4. Realising The Purpose Of One’s Lives
Being confused about our future and questioning our lives at certain points is a part of living. We must always wonder what our life is? where are we moving? and what is the purpose of our lives?
If you are pursuing a course you feel isn’t meant for you, or a job you no longer have an interest in, maybe it’s time you quit. Quitting isn’t a bad thing, sometimes we just have to move on.
If at some point you realise that singing is your passion and not the job you are doing right now, go for it. The sudden epiphany is sometimes all one needs in life.
5. Including Mantras In Life
Although the explanation of Mantras lies quite deep and is elaborate, for a normal person’s understanding, we can say that Yoga creates a sense of protective armour against the negative environment. It is like a cue-controlled technique [efn_note]Counseling Techniques-Cue Controlled Relaxation https://www.askmikethecounselor2.com/counseling-techniques-cue-controlled-relaxation.html [/efn_note] to relieve stress.
Mantras are positive phrases repeated in a hushed tone or in our minds to relax ourselves. These phrases do not have to be pre-designed, they can be ones that we create ourselves, something that resonates with us and the situation we are in.
Some examples of mantras:
- “Have faith in yourself”
- “God has it all planned. Whatever happens happens for the good.”
- “I can do this”
Practicing Satya On The Mat
The 5 Yamas are to be practised as a way of life. However, they can be applied on the mat as well. While they are not something physical as asanas practice, they can be termed as etiquette while performing yoga. A yoga asana is a true discipline only when the Yamas are applied to it.
In the world around us today, we have been brought up to give our “personal best” in physical exercises and motivated by sayings like “no pain, no gain”. And this is the same motivation we try to apply to Yoga asanas. However, on the contrary, yoga as an ancient discipline has been adopted to calm and relax our body and mind. It does not promote “pushing” ourselves to the edge but doing what the body can do and relax our minds.
Satya, along with the other Yamas, is an essential part of Yoga asanas as it highlights the principles of ancient yoga. It requires the practitioner to do as much as the body can do without straining itself. This helps avoid injury and cultivates the quality of letting go of the pre-established ideas of how the poses should look, not look like.
Satya on the mat can be exercised in the following ways:
1. Accept our limits
it is important to accept ourselves as we are. We must be aware of what we can do and what we can’t. And not push ourselves beyond the limits of our body. This not only results in physical injury and fatigue but also has an effect on us mentally. Yoga is acceptance, a way to find relief and struggling with ourselves is not the way to achieve it.
2. Relax in yourself

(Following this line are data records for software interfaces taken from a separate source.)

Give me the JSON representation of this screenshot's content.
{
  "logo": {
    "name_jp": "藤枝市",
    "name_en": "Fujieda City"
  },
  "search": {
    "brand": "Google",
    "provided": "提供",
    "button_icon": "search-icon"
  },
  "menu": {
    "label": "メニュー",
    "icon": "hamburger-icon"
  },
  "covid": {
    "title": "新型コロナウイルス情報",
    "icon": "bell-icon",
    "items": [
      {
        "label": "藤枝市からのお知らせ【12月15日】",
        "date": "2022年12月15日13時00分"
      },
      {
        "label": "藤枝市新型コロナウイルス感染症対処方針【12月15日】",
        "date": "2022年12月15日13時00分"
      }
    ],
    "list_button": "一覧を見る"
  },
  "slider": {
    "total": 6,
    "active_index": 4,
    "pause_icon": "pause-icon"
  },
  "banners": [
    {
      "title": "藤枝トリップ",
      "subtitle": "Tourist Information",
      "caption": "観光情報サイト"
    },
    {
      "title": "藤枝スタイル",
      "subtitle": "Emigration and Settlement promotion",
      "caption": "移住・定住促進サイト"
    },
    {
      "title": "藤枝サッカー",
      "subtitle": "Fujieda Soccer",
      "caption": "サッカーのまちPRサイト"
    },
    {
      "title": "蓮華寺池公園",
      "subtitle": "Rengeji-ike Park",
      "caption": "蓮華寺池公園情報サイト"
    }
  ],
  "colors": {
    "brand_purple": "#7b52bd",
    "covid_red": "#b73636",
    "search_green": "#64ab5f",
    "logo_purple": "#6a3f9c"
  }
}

Satya is something that can only be achieved through peace state of mind. Practice yoga asanas and pranayama with a calm mind. One should not bring a sense of competition (looking like others) while doing a yoga asana. Regular breathing and pleasant thoughts can help soothe the mind. We should feel ourselves sink and relax into the poses.
3. Be Mindful of oneself
The human mind is complex and is bound to wander around. We should try to focus singularly on ourselves and feel the movement of the body while being in a yoga pose. When we are concentrated, we are aware of our limits and potentials – and that’s what we need to know to understand Satya.
Satya can be practised in general day-to-day life as well as on a mat. The key is to accept the truth and make it a part of our lives. When the truth is clearly communicated, time unfolds as it should, and the mind is free of confusion and doubts. Practising Satya improves our quality of life and helps us be a little better every day. I hope you make Satya a part of your life!